[Task brief]: Count lines holding the string "From" in the data that follows. Reply with one number only.

(Web page and app entries)
▼

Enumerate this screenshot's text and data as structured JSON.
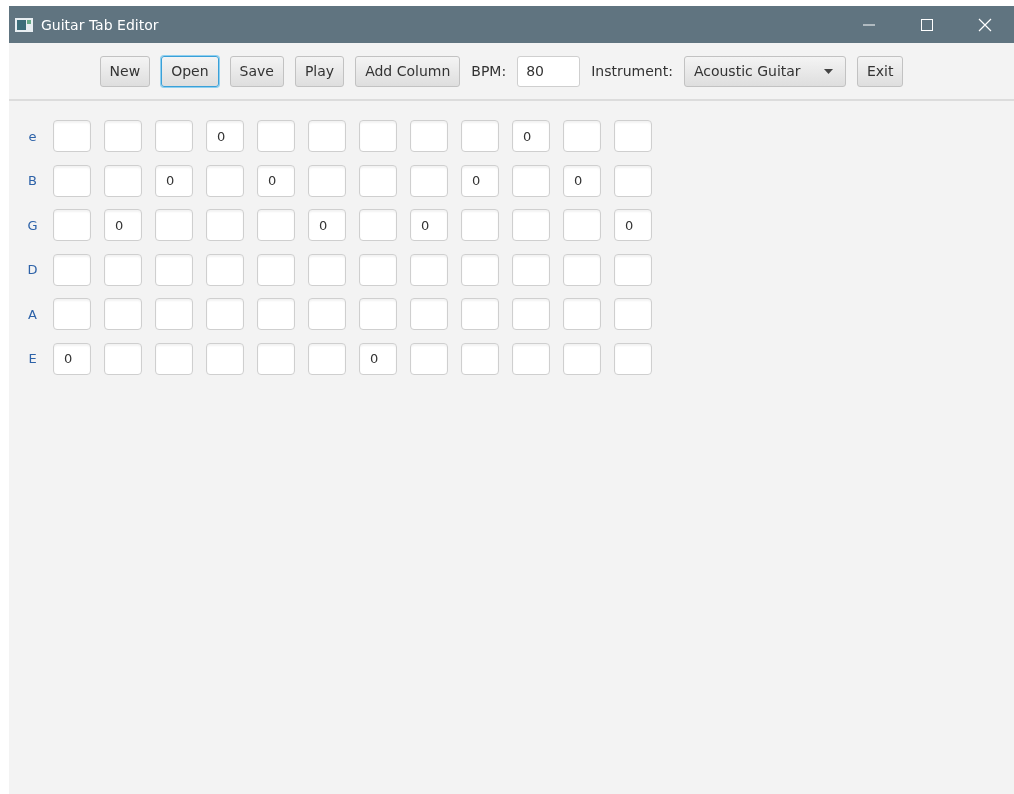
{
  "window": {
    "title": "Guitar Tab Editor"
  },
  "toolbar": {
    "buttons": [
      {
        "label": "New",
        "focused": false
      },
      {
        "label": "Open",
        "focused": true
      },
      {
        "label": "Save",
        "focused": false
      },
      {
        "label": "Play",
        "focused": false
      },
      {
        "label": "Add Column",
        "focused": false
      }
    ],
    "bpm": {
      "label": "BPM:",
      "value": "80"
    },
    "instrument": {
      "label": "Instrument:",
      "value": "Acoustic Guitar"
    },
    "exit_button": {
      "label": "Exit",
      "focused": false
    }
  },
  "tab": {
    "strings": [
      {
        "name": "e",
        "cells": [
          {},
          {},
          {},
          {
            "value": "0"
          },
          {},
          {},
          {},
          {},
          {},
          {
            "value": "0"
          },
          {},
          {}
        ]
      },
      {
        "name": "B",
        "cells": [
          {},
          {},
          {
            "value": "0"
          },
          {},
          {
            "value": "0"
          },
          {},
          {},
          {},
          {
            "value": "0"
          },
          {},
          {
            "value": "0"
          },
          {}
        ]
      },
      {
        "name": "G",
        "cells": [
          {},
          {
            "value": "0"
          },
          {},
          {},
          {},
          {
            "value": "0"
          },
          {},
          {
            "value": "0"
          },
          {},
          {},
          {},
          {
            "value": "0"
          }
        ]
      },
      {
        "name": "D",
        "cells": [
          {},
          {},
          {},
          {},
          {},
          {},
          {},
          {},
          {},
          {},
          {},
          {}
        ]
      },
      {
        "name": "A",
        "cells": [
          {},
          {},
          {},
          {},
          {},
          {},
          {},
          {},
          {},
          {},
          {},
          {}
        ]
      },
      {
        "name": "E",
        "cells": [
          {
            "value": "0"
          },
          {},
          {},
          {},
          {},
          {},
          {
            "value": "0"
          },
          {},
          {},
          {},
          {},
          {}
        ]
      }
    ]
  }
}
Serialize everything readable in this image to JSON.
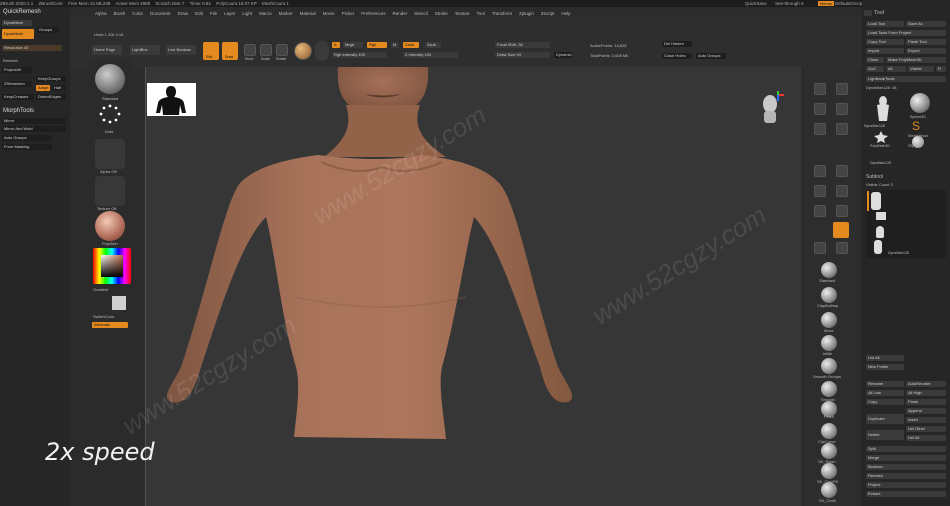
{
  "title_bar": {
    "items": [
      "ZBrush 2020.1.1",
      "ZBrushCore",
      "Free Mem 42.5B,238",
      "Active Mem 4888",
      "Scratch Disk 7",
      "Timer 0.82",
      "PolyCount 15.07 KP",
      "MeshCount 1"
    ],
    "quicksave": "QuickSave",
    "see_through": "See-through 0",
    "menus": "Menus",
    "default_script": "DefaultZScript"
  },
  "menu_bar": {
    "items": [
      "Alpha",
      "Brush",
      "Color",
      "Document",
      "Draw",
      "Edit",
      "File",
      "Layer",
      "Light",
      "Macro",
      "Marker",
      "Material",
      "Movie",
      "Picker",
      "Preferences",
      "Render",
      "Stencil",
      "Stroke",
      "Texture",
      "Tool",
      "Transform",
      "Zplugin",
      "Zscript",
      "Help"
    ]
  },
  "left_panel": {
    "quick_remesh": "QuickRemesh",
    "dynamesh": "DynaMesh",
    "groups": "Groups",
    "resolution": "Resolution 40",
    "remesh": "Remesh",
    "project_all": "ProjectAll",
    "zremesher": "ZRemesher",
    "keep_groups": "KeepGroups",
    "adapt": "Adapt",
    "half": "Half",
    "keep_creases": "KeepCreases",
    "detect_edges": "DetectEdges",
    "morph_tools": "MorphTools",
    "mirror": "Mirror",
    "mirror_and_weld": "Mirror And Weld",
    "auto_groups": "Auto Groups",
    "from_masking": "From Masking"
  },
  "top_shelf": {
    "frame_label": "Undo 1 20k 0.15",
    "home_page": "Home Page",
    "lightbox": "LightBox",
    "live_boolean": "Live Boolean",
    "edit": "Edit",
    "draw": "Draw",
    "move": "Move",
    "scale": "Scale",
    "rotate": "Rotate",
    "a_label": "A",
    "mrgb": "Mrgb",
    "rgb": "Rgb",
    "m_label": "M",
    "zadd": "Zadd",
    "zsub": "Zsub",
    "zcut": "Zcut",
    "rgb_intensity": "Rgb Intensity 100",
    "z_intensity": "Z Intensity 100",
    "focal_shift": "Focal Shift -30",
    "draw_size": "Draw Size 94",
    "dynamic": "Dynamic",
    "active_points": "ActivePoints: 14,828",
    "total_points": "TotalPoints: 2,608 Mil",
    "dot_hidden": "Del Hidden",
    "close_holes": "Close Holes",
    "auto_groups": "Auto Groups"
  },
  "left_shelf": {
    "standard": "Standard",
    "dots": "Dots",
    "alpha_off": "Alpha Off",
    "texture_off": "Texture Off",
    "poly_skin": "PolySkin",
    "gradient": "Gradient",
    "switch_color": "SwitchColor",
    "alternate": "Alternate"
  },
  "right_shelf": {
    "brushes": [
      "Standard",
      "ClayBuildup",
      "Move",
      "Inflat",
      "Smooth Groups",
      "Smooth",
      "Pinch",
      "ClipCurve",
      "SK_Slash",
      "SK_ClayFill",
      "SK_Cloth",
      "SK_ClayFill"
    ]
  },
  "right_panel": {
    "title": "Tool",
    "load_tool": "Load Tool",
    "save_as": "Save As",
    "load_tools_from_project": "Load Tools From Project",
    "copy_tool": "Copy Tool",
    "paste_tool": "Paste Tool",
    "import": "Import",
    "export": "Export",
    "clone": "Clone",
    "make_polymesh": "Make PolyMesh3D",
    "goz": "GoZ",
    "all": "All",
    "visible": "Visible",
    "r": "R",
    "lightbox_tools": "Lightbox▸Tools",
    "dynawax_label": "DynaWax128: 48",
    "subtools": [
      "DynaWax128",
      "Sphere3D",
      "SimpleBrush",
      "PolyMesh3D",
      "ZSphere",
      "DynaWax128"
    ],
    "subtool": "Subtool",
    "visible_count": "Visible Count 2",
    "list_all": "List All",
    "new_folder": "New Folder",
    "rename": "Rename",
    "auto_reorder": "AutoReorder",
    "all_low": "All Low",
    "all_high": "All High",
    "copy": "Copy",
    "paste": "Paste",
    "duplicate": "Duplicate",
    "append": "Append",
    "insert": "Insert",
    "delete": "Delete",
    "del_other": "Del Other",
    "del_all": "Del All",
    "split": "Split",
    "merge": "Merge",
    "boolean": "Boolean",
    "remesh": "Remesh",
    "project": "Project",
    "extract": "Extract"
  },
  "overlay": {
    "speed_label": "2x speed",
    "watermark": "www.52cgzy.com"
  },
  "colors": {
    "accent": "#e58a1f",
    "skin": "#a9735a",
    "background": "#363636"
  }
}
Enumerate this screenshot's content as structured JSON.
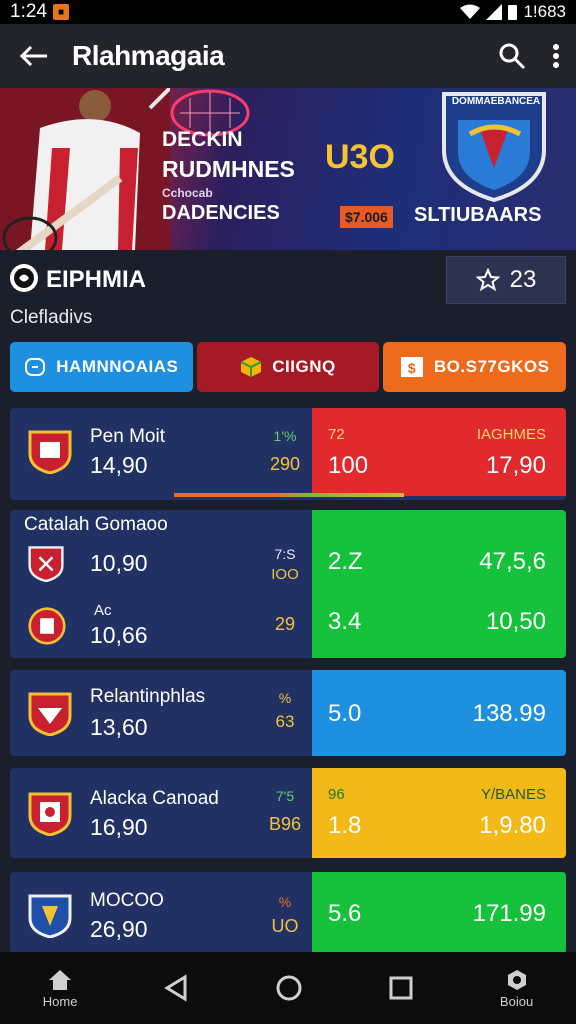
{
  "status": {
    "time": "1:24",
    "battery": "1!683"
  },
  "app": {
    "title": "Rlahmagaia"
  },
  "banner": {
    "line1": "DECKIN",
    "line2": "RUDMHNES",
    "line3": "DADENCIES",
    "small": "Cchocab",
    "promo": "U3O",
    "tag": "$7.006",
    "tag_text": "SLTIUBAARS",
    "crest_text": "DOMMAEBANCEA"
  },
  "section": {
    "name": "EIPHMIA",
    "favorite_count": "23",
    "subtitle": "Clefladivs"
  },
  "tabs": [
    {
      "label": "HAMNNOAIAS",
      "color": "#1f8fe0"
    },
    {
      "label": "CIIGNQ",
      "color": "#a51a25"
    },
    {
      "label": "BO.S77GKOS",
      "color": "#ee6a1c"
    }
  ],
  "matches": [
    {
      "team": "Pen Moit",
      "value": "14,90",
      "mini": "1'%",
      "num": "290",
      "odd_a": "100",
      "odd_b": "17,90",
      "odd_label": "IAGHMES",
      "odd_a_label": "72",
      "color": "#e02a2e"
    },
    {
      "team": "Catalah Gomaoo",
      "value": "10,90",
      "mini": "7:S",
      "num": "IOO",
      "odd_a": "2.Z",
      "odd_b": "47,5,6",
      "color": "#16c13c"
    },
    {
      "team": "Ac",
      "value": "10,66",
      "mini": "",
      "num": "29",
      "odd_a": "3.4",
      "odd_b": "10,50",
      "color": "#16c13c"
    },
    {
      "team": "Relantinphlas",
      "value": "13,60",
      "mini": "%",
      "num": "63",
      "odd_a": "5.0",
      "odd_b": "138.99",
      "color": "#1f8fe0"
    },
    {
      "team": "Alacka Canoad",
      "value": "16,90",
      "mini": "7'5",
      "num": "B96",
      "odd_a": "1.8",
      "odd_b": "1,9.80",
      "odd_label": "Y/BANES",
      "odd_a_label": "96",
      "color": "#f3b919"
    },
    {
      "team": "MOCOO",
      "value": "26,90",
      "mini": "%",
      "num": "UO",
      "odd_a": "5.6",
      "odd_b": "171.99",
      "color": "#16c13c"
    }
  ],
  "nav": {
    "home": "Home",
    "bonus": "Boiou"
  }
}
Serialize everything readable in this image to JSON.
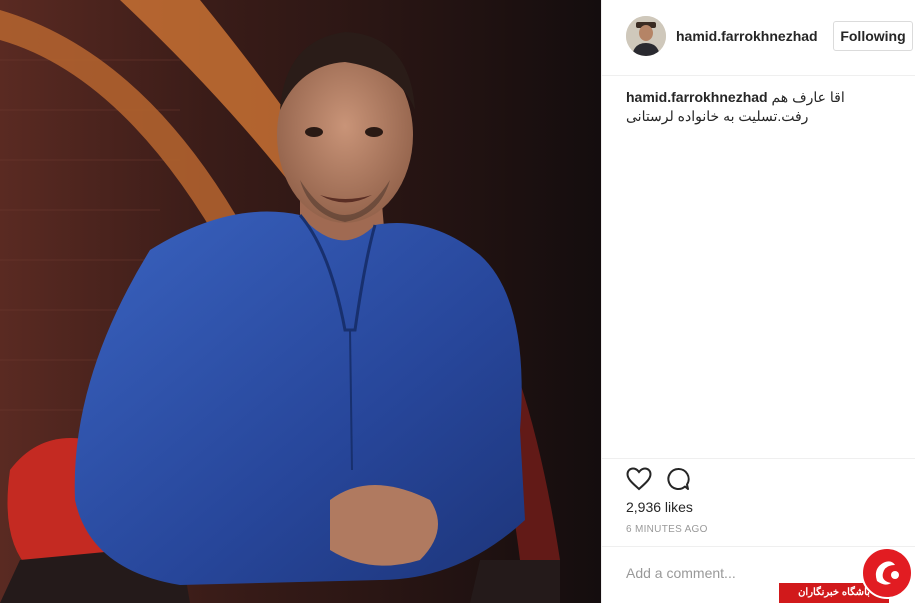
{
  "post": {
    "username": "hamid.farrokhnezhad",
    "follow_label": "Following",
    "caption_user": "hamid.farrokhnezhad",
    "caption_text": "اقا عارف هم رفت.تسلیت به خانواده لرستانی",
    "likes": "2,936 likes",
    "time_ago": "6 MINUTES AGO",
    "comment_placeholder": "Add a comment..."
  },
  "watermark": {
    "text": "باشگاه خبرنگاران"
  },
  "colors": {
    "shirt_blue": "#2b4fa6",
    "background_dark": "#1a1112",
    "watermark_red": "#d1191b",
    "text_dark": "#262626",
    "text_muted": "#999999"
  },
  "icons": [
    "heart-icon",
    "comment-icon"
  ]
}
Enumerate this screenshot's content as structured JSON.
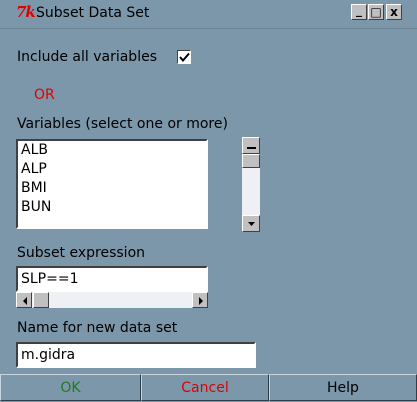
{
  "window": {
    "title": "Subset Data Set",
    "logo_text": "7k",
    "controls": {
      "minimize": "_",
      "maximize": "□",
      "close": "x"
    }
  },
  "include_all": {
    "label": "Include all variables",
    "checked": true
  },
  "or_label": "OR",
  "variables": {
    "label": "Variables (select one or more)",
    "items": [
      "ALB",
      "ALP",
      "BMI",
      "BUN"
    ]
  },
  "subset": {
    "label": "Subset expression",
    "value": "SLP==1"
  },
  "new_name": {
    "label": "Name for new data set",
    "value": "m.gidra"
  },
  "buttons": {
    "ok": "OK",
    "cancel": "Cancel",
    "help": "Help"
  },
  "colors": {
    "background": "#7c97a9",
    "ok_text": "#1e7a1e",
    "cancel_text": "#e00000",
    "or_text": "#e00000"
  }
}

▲

[Exercise solution]: 2